The opera gods had their way last Friday and stopped the light drizzle just as the concert began.  It turned out to be a beautiful evening under the stars at Chicago's lakefront Millennium Park for the annual Stars of the Lyric Opera concert.  

The concert, though, was a bit more mixed than the weather.  The new regime at the Lyric does not seem overly-enamored with Italian opera, and the concert as well as the new season reflects that (just two of the upcoming season's eight operas are Italian, with not a single Verdi or Puccini; but in fairness the two chosen – Norma and Lucia – are two of the very best). Selections from four of the new season's eight planned operas were performed, highlighted by mezzo Tanja Ariane Baumgartner's appearance in a flaming red dress as Carmen for the habanera, which she sang wonderfully.

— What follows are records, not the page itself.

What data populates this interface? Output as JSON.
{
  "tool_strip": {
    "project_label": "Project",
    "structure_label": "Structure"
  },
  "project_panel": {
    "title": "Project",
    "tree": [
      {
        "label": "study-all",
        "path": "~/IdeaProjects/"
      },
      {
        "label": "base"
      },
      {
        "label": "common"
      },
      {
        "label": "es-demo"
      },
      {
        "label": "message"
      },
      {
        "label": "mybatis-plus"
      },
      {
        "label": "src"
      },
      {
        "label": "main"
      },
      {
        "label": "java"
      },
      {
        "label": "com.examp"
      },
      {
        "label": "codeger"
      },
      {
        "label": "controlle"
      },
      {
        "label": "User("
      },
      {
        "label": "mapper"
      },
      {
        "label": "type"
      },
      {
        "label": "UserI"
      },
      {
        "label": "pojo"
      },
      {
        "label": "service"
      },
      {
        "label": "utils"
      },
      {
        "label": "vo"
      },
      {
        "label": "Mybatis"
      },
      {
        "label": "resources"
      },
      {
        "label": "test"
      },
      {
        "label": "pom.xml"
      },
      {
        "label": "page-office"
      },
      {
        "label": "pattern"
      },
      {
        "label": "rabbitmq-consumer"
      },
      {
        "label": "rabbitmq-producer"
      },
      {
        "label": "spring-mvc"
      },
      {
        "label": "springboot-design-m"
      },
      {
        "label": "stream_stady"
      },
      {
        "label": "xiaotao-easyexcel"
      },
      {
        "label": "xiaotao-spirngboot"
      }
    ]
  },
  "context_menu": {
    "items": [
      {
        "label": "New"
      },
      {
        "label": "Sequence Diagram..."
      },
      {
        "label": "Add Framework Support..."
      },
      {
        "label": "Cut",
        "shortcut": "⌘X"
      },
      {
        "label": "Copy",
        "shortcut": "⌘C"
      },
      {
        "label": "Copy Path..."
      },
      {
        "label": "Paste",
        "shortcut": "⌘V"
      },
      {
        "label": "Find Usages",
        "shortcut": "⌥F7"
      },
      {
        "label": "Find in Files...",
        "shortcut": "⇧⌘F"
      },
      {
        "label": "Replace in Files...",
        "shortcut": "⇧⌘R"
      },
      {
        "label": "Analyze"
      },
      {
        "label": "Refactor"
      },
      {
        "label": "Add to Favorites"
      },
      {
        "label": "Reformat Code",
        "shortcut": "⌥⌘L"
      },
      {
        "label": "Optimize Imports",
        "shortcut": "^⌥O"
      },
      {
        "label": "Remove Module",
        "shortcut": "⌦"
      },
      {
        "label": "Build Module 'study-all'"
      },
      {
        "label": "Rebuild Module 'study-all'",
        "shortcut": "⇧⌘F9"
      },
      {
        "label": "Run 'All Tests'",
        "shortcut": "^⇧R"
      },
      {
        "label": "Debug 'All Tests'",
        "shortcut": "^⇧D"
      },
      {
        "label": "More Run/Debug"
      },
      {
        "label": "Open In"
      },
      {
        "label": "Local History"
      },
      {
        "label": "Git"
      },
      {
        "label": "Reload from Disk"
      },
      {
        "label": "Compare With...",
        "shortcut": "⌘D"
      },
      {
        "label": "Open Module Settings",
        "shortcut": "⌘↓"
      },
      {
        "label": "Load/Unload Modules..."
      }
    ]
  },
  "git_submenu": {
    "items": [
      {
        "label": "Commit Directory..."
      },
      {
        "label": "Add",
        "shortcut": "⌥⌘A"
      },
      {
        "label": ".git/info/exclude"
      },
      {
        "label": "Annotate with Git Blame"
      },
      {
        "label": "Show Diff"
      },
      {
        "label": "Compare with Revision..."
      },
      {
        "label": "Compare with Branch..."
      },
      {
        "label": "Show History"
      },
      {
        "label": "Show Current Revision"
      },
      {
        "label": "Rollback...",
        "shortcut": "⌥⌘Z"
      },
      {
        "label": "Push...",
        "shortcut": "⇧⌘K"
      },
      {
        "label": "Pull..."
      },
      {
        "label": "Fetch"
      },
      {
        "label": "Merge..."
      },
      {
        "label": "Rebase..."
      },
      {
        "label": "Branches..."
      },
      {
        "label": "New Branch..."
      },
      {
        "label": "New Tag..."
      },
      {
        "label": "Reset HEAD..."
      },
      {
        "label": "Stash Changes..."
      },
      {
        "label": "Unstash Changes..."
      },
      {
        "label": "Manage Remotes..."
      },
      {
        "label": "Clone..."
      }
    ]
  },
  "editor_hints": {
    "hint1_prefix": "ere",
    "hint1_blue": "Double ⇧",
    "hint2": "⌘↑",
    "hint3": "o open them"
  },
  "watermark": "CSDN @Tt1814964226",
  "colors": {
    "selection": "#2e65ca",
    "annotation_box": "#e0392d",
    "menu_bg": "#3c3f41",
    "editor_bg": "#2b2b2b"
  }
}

Other than the selections from Carmen and Lucia and a crowd sing-along of the stirring Va Pensiero chorus from Nabucco (a highlight of last season), there wasn't much red meat, operatically speaking, on the bill.  No duets or trios, and just how many concerts feature not one but two bass arias?  I was hoping for a selection from the upcoming Berlioz masterpiece Les Troyens (The Trojans), which I have been studying, but no dice, and nothing from Norma.

Nevertheless, a wonderful way to spend a Friday September evening by the lakeshore, gratis, thanks once again to the Lyric Opera.

R Balsamo